### [Dataset rows describing interfaces]
────────────────
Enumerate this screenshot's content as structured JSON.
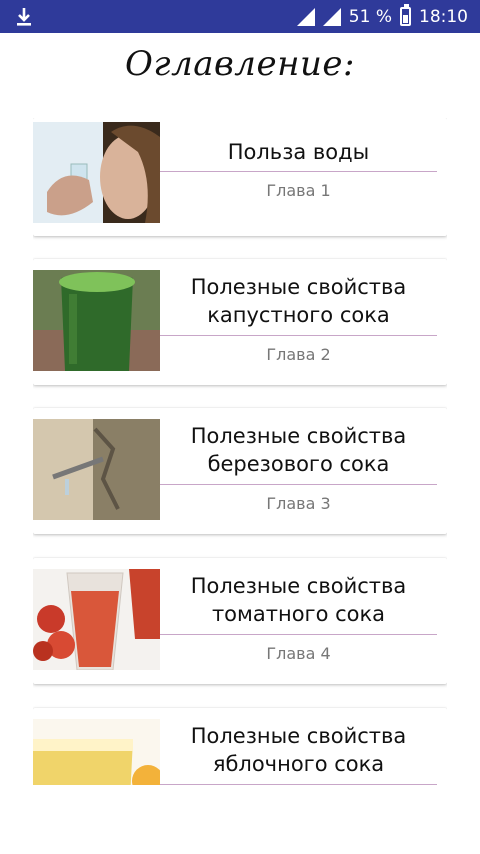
{
  "status_bar": {
    "battery": "51 %",
    "battery_level": 0.51,
    "time": "18:10",
    "icons": [
      "download-icon",
      "signal-icon",
      "battery-icon"
    ]
  },
  "page": {
    "title": "Оглавление:"
  },
  "chapters": [
    {
      "title_lines": [
        "Польза воды"
      ],
      "subtitle": "Глава 1",
      "image": "woman-drinking-water-image"
    },
    {
      "title_lines": [
        "Полезные свойства",
        "капустного сока"
      ],
      "subtitle": "Глава 2",
      "image": "cabbage-juice-glass-image"
    },
    {
      "title_lines": [
        "Полезные свойства",
        "березового сока"
      ],
      "subtitle": "Глава 3",
      "image": "birch-sap-tap-image"
    },
    {
      "title_lines": [
        "Полезные свойства",
        "томатного сока"
      ],
      "subtitle": "Глава 4",
      "image": "tomato-juice-glasses-image"
    },
    {
      "title_lines": [
        "Полезные свойства",
        "яблочного сока"
      ],
      "subtitle": "",
      "image": "apple-juice-glass-image"
    }
  ]
}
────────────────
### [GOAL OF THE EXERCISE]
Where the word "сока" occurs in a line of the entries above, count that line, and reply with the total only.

### [EXERCISE OUTPUT]
4